I will use a case as an example. President Johnson-Sirleaf of Liberia is a remarkable woman. She is trying to dig her country out of years of being subjected to conflict as a result of the greed and avarice of a thug, former president Taylor of Liberia, who subjected his people to unspeakable horrors. He destroyed his country. It was all because of a desire to have diamonds.
What President Johnson-Sirleaf needs is capacity building. She needs western countries and the private sector to help in building up the capacity within her own country so that Liberians can have the administrative frameworks and the governance structures that are required.
They need the ability to have the proper checks and balances, the banking system, the legal system and the security apparatus so the people of the country can be secure and also so there is the ability to invest in the educational opportunities the Liberian people need.
What do we have? Nothing. The world just disappears. Extraction still takes place, but there is an inability to connect the extractive industries and their profits. That is not only for the private sector but, very importantly, for the countries who need to use those moneys to build up their own capacity.
The last issue is conflict. I want to go again to the issue of Zimbabwe, because it is very important. We know that Mr. Mugabe and the four members of his joint operations committee have destroyed their country. We know that they are burning civilians alive.

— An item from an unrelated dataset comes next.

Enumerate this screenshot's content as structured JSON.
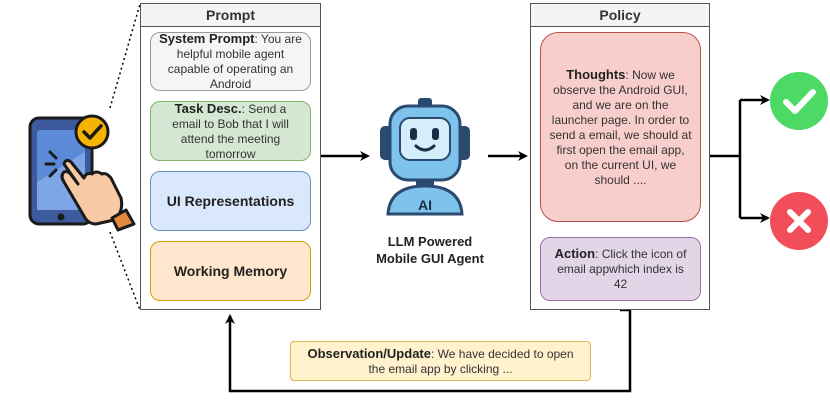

We know that as Zimbabwe falls, so does the entire southern African region in many ways.
I would implore the Canadian government to work with SADEC and the African Union to say to the leadership in Zimbabwe that if it does not stop this violence, if it does not allow election monitors to go into the country, and if it does not have a free and open election at the end of this month, then that leadership will be prosecuted for crimes against humanity.
If the leadership does not comply, then we must tell its members that we are going to organize an invasion force, a multilateral peacemaking force, to go into Zimbabwe. It should not be difficult. We know that 80% of the country is living on less than a dollar a day and most are malnourished and starving. A very small number is brutalizing these people. It needs to be removed.
The British did it in Sierra Leone and ended a conflict there that claimed a quarter of a million lives. We need to do the same in Zimbabwe as far as I am concerned. If we do not, then our responsibility to protect will mean absolutely nothing.